Mr. Obama and a team of senior advisers spent Friday morning in Chicago planning the next few weeks. In addition to presenting his economic policies, Mr. Obama is also exploring a foreign trip and a biographical tour before the party’s convention in August.
Mr. Obama’s a 17-day economic tour, starting Monday, comes as polls suggest acute public anxiety about the economy, fueled by a new wave of bad news, including a surge in the unemployment rate and a record rise in the cost of oil.
The economic push is intended to highlight the distinctions between Democratic and Republican proposals on health care, jobs, energy prices, education and taxes. Mr. Obama is expected to deliver a series of policy speeches and visit voters in small towns and rural areas.
While Mr. Obama’s economic tour will take him through several states where he registered strong performances in the primary season, including Iowa and Wisconsin, he will also visit other general election battleground states where he lost primaries by substantial margins, including Ohio.
At Mr. Obama’s campaign headquarters in Chicago, where for two months separate teams had focused on Mrs. Clinton and Mr. McCain, aides are adjusting their duties.
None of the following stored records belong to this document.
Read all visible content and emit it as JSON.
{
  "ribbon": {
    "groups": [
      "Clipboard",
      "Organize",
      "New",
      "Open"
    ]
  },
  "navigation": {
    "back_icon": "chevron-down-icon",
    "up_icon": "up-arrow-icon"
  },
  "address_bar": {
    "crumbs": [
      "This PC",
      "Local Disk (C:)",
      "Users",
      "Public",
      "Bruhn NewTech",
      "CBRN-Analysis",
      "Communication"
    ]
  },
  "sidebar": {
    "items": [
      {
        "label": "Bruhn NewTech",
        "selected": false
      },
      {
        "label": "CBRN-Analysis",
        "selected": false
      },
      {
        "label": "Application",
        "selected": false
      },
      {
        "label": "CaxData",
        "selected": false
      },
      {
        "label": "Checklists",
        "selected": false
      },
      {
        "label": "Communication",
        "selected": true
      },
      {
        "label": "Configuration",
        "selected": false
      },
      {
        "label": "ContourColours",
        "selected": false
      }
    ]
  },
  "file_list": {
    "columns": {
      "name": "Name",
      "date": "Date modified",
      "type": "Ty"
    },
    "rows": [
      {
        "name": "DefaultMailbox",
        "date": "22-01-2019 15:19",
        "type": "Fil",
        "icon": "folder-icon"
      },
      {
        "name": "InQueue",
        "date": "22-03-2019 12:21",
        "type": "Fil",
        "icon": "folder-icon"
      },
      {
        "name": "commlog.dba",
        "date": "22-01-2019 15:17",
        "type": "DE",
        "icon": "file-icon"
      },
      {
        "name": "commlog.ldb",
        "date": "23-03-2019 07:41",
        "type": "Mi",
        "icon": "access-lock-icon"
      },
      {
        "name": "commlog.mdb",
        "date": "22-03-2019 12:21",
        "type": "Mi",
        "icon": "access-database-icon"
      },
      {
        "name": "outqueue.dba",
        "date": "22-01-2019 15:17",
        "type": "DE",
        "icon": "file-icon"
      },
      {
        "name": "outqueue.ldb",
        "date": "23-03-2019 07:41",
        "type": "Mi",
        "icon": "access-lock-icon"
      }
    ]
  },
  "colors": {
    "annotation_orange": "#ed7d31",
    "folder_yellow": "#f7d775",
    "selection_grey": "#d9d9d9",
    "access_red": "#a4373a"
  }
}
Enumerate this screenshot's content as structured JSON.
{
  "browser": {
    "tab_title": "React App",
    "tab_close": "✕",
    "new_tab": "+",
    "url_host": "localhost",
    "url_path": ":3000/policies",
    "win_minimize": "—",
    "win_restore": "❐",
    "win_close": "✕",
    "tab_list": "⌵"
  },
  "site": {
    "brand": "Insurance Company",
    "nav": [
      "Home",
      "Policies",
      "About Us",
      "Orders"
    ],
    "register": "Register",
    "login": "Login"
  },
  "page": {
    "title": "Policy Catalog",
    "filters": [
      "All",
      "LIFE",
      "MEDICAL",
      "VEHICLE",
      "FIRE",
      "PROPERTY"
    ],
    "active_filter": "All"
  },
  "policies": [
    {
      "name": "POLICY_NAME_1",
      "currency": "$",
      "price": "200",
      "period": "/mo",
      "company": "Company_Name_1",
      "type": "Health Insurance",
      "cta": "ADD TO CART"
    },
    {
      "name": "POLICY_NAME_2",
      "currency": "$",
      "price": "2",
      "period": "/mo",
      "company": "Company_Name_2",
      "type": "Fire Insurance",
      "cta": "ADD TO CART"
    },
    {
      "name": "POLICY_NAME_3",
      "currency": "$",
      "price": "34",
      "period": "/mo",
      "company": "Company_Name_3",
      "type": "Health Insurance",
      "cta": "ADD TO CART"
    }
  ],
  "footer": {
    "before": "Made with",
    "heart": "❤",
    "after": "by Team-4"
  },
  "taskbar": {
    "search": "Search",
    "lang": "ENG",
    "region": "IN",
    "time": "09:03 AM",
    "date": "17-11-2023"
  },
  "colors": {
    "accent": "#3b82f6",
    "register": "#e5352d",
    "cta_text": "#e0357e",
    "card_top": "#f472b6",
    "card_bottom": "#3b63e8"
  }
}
One area in particular where Mr. Obama is adding muscle is a team that is tasked with tracking down rumors and erroneous statements circulated on the Internet.
“The growth of the Internet, which has been a fabulous asset for helping to build the Obama community, is also a place where erroneous e-mails live,” said Anita Dunn, a senior campaign adviser. “That’s a challenge I don’t think previous campaigns have had to deal with to the extent that the Obama campaign has.”
Jim Rutenberg contributed reporting.